(Items from an interface collection)
····················
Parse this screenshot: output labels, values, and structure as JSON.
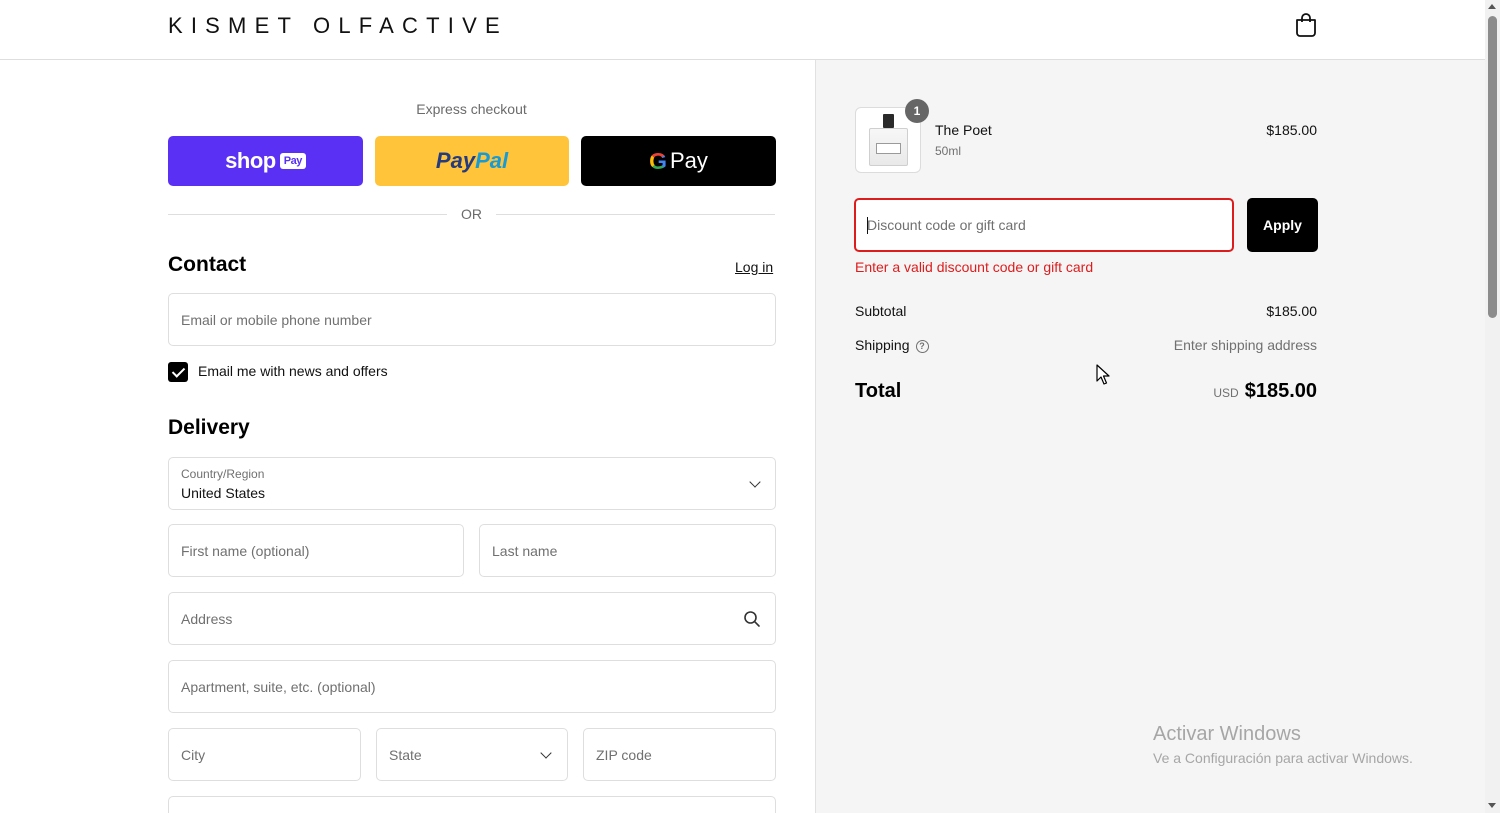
{
  "header": {
    "brand": "KISMET OLFACTIVE",
    "cart_icon": "shopping-bag-icon"
  },
  "express": {
    "title": "Express checkout",
    "shop_pay": {
      "word": "shop",
      "pill": "Pay",
      "color": "#5a31f4"
    },
    "paypal": {
      "part1": "Pay",
      "part2": "Pal",
      "color": "#ffc439"
    },
    "gpay": {
      "g": "G",
      "word": "Pay",
      "color": "#000000"
    },
    "divider": "OR"
  },
  "contact": {
    "title": "Contact",
    "login": "Log in",
    "email_placeholder": "Email or mobile phone number",
    "newsletter_label": "Email me with news and offers",
    "newsletter_checked": true
  },
  "delivery": {
    "title": "Delivery",
    "country_label": "Country/Region",
    "country_value": "United States",
    "first_name_placeholder": "First name (optional)",
    "last_name_placeholder": "Last name",
    "address_placeholder": "Address",
    "apartment_placeholder": "Apartment, suite, etc. (optional)",
    "city_placeholder": "City",
    "state_placeholder": "State",
    "zip_placeholder": "ZIP code"
  },
  "summary": {
    "item": {
      "name": "The Poet",
      "variant": "50ml",
      "price": "$185.00",
      "quantity": "1"
    },
    "discount_placeholder": "Discount code or gift card",
    "apply_label": "Apply",
    "discount_error": "Enter a valid discount code or gift card",
    "subtotal_label": "Subtotal",
    "subtotal_value": "$185.00",
    "shipping_label": "Shipping",
    "shipping_value": "Enter shipping address",
    "total_label": "Total",
    "total_currency": "USD",
    "total_value": "$185.00"
  },
  "watermark": {
    "line1": "Activar Windows",
    "line2": "Ve a Configuración para activar Windows."
  },
  "colors": {
    "error": "#dd1d1d",
    "accent": "#000000",
    "panel_bg": "#f5f5f5"
  }
}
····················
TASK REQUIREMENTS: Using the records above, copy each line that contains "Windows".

TASK ANSWER:
    "line1": "Activar Windows",
    "line2": "Ve a Configuración para activar Windows."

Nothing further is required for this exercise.